• _What you are asked to do_: Copy each line below that contains "hint".

─── Data for the task

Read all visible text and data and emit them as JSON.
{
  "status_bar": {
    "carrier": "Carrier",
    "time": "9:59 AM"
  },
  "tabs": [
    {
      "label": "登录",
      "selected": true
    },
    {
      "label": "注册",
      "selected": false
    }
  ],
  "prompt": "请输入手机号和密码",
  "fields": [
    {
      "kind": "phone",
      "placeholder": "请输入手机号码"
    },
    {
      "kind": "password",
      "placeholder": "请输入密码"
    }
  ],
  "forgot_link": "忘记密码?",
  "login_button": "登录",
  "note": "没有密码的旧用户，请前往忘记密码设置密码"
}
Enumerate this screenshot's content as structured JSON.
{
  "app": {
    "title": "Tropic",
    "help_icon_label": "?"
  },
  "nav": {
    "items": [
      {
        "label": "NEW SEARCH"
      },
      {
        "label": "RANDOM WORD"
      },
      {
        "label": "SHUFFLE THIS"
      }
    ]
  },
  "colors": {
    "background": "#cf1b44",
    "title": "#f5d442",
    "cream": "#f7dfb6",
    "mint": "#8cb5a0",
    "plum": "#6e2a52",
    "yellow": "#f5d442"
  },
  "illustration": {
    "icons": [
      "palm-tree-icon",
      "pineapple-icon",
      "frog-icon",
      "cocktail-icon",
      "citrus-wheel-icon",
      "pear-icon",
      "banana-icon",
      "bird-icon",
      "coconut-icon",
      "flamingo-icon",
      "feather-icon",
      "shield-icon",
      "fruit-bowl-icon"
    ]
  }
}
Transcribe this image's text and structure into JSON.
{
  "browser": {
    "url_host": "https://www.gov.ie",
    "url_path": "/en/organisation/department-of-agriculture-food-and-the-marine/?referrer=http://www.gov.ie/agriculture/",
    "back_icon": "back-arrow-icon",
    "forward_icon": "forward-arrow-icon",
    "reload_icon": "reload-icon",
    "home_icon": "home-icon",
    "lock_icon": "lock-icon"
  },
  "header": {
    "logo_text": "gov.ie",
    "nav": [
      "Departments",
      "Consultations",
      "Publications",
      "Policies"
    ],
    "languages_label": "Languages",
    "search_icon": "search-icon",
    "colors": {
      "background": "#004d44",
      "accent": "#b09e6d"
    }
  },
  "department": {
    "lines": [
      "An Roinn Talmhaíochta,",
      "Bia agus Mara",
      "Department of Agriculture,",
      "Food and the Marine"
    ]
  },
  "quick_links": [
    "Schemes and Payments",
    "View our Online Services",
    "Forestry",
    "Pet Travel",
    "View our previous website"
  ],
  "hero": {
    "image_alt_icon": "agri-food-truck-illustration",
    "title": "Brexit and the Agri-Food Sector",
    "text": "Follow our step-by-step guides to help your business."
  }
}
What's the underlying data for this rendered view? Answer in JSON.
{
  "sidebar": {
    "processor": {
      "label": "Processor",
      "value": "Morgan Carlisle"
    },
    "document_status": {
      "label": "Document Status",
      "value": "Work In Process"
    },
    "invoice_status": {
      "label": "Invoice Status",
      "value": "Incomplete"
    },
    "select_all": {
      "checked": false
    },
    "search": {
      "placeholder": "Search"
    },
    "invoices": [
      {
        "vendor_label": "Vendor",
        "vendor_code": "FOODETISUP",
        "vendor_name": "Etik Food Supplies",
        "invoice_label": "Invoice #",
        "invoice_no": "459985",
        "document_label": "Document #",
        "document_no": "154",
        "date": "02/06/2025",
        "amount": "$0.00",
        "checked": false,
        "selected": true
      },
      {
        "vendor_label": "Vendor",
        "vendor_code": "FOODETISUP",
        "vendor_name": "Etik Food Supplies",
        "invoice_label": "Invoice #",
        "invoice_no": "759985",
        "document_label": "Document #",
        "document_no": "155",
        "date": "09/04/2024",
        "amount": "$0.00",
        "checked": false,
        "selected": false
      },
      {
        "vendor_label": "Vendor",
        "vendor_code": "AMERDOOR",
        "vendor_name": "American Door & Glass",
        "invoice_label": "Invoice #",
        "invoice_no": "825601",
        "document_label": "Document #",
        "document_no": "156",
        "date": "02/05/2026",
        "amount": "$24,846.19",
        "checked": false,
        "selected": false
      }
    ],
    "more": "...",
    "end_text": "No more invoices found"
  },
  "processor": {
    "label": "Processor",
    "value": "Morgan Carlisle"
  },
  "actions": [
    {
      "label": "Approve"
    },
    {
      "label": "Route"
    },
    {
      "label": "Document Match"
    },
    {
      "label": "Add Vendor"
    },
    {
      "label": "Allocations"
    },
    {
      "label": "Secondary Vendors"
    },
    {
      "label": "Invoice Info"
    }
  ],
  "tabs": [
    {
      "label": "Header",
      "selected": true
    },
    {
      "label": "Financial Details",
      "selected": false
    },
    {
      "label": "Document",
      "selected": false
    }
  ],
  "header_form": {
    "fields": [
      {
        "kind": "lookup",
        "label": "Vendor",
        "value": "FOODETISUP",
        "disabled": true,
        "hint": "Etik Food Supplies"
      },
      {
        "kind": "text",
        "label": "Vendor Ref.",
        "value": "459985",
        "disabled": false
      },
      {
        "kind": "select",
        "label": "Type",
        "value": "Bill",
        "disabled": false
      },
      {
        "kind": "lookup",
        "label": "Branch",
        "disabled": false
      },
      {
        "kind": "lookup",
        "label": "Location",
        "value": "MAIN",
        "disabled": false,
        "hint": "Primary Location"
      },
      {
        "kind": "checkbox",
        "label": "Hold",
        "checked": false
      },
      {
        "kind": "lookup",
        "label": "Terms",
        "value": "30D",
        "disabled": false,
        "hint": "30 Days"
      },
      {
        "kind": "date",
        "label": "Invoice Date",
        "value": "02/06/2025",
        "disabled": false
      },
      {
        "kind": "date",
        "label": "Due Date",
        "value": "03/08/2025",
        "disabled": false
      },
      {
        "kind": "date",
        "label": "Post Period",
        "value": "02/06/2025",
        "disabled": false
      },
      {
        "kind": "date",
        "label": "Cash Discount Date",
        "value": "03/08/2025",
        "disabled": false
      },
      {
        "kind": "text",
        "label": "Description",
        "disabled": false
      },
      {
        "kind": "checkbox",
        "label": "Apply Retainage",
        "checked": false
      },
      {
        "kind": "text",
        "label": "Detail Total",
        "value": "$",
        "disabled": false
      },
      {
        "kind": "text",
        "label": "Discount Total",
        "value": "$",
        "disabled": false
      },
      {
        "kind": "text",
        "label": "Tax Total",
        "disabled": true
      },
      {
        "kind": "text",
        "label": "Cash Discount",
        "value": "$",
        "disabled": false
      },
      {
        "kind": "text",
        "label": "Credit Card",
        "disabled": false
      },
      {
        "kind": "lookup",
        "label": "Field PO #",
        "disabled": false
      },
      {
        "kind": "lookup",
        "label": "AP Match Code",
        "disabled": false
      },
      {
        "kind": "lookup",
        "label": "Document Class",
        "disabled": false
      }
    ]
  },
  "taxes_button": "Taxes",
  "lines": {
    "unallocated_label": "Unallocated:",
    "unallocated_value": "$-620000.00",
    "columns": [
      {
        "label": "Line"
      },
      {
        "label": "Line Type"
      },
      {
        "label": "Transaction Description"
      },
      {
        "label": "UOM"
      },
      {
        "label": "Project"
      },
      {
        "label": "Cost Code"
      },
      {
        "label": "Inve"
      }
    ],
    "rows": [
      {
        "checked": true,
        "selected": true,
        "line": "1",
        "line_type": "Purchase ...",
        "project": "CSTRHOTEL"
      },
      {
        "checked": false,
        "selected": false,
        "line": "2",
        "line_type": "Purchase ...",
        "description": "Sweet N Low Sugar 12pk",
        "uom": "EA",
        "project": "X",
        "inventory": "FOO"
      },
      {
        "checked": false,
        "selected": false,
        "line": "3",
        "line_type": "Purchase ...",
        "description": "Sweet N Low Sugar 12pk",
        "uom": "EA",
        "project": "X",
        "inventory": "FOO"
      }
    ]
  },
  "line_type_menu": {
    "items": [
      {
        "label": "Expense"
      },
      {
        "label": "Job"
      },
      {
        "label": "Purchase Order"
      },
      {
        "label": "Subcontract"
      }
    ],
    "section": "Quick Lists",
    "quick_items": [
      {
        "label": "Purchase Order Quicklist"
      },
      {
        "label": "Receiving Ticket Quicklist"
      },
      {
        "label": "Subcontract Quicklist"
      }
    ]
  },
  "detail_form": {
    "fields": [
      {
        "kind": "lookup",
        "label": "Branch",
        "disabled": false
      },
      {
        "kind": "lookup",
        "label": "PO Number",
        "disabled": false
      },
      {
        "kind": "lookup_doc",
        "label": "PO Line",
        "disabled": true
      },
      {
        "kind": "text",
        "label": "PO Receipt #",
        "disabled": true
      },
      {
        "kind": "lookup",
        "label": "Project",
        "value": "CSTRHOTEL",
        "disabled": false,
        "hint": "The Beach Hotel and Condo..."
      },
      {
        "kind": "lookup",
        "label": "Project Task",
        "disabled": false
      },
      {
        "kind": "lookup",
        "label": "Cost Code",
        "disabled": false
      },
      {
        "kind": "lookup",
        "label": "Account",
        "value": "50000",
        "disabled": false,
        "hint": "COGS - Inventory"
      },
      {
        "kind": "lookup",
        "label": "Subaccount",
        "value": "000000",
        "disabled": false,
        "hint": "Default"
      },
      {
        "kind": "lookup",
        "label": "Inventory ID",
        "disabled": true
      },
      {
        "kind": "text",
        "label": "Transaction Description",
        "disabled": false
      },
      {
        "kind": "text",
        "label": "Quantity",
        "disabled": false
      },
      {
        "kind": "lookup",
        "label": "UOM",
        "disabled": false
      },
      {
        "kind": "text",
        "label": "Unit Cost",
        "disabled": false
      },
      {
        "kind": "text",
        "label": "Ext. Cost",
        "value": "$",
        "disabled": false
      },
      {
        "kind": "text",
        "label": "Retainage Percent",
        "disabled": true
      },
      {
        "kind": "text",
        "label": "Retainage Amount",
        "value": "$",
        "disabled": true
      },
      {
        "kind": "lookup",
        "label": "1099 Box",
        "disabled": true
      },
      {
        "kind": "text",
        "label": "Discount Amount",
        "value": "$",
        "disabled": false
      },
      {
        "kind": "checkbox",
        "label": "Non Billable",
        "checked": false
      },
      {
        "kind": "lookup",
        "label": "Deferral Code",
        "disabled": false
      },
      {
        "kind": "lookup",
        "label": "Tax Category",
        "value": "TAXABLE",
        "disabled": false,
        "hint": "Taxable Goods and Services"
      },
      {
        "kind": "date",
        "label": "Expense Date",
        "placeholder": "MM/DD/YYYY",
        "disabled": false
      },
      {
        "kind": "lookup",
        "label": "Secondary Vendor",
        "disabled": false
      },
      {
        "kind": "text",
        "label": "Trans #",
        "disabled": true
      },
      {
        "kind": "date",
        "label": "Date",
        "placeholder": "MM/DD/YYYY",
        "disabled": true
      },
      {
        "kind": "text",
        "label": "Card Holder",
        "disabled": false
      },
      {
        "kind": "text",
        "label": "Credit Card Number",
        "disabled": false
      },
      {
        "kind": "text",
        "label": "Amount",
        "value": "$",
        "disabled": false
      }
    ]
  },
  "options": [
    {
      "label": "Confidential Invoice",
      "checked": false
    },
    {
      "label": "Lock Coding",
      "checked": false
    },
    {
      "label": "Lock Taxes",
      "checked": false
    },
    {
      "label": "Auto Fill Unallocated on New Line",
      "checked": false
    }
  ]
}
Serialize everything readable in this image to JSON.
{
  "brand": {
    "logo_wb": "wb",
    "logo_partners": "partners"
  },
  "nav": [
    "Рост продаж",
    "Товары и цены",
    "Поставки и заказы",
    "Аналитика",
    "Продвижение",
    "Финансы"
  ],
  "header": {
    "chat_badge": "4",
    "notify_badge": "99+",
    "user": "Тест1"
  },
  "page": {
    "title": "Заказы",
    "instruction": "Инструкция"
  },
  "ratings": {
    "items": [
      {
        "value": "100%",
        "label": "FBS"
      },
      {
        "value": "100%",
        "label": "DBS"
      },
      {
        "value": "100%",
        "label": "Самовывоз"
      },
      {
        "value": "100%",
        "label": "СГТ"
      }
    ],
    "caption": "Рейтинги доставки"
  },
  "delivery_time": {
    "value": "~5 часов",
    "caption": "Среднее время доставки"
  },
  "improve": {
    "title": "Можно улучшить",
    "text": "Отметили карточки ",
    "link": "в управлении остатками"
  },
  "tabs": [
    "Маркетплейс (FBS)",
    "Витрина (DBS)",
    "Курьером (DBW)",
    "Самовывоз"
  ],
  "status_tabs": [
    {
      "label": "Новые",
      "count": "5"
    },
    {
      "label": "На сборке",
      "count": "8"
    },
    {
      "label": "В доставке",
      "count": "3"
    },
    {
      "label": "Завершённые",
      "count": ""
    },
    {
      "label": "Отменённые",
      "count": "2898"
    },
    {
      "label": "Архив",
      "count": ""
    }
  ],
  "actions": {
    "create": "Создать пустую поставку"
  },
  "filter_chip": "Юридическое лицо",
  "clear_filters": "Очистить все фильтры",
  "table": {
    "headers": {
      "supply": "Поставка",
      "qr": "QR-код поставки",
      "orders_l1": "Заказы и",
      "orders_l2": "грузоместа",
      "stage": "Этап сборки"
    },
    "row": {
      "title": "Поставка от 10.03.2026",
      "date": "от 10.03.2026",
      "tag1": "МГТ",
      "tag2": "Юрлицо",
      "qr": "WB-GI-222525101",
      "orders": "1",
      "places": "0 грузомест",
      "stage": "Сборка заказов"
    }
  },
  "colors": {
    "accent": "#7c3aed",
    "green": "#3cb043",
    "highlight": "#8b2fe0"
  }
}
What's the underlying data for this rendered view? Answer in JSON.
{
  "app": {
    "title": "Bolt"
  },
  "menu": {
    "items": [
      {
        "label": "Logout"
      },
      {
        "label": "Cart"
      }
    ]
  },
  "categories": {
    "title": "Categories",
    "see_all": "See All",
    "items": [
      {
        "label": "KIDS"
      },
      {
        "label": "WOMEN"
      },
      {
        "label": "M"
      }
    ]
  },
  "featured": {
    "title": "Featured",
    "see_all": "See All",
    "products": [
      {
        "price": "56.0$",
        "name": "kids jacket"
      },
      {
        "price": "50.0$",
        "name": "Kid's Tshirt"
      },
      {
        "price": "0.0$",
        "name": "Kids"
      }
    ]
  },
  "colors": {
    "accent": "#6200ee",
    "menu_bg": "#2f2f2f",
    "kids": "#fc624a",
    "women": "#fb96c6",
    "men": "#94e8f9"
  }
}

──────

• _Exercise result_:
        "hint": "Etik Food Supplies"
        "hint": "Primary Location"
        "hint": "30 Days"
        "hint": "The Beach Hotel and Condo..."
        "hint": "COGS - Inventory"
        "hint": "Default"
        "hint": "Taxable Goods and Services"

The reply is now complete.